By Kristin Sidorov
This weekend marks the end of Daylight Saving Time, and although fall isn't officially over until Dec. 22, it signifies the beginning of a blue mood for many. While the winter doldrums aren't uncommon during those long, chilly months filled with too-short days, seasonal affective disorder (SAD) is a serious condition similar to clinical depression.
For the 6 to 10 percent of people affected by SAD, the beginning of winter can mark the start of a grueling battle. Loss of energy, extreme moodiness and anxiety, loss of interest, sadness and hopelessness, and appetite changes are all symptoms that can progressively worsen as the winter months go on. Knowing the risk factors, signs, and treatments can help ease the doldrums of winter-and let you get back to enjoying life.

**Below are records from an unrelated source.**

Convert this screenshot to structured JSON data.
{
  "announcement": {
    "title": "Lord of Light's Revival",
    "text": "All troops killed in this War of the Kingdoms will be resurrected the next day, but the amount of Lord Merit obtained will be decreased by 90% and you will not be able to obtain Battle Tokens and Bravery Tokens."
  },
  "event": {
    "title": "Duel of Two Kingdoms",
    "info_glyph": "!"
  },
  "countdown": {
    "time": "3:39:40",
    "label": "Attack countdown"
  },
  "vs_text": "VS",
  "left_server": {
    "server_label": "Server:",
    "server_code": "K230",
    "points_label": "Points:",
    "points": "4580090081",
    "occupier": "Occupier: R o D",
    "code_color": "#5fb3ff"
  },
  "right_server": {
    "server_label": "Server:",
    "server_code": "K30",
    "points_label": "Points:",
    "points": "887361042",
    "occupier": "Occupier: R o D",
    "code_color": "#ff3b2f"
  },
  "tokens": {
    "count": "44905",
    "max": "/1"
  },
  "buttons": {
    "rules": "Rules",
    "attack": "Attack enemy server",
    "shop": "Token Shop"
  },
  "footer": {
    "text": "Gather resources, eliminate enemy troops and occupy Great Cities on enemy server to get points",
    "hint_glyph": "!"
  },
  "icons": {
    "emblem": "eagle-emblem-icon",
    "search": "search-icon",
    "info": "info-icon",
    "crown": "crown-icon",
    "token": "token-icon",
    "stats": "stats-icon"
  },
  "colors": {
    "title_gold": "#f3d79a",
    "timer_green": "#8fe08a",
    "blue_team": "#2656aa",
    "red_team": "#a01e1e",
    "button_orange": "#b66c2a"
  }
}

Although SAD's exact cause is unknown, experts have determined that the changes in serotonin and melatonin levels brought on by the shifting seasons can cause extreme unbalance in someRead More »from How to Cope with Seasonal Affective Disorder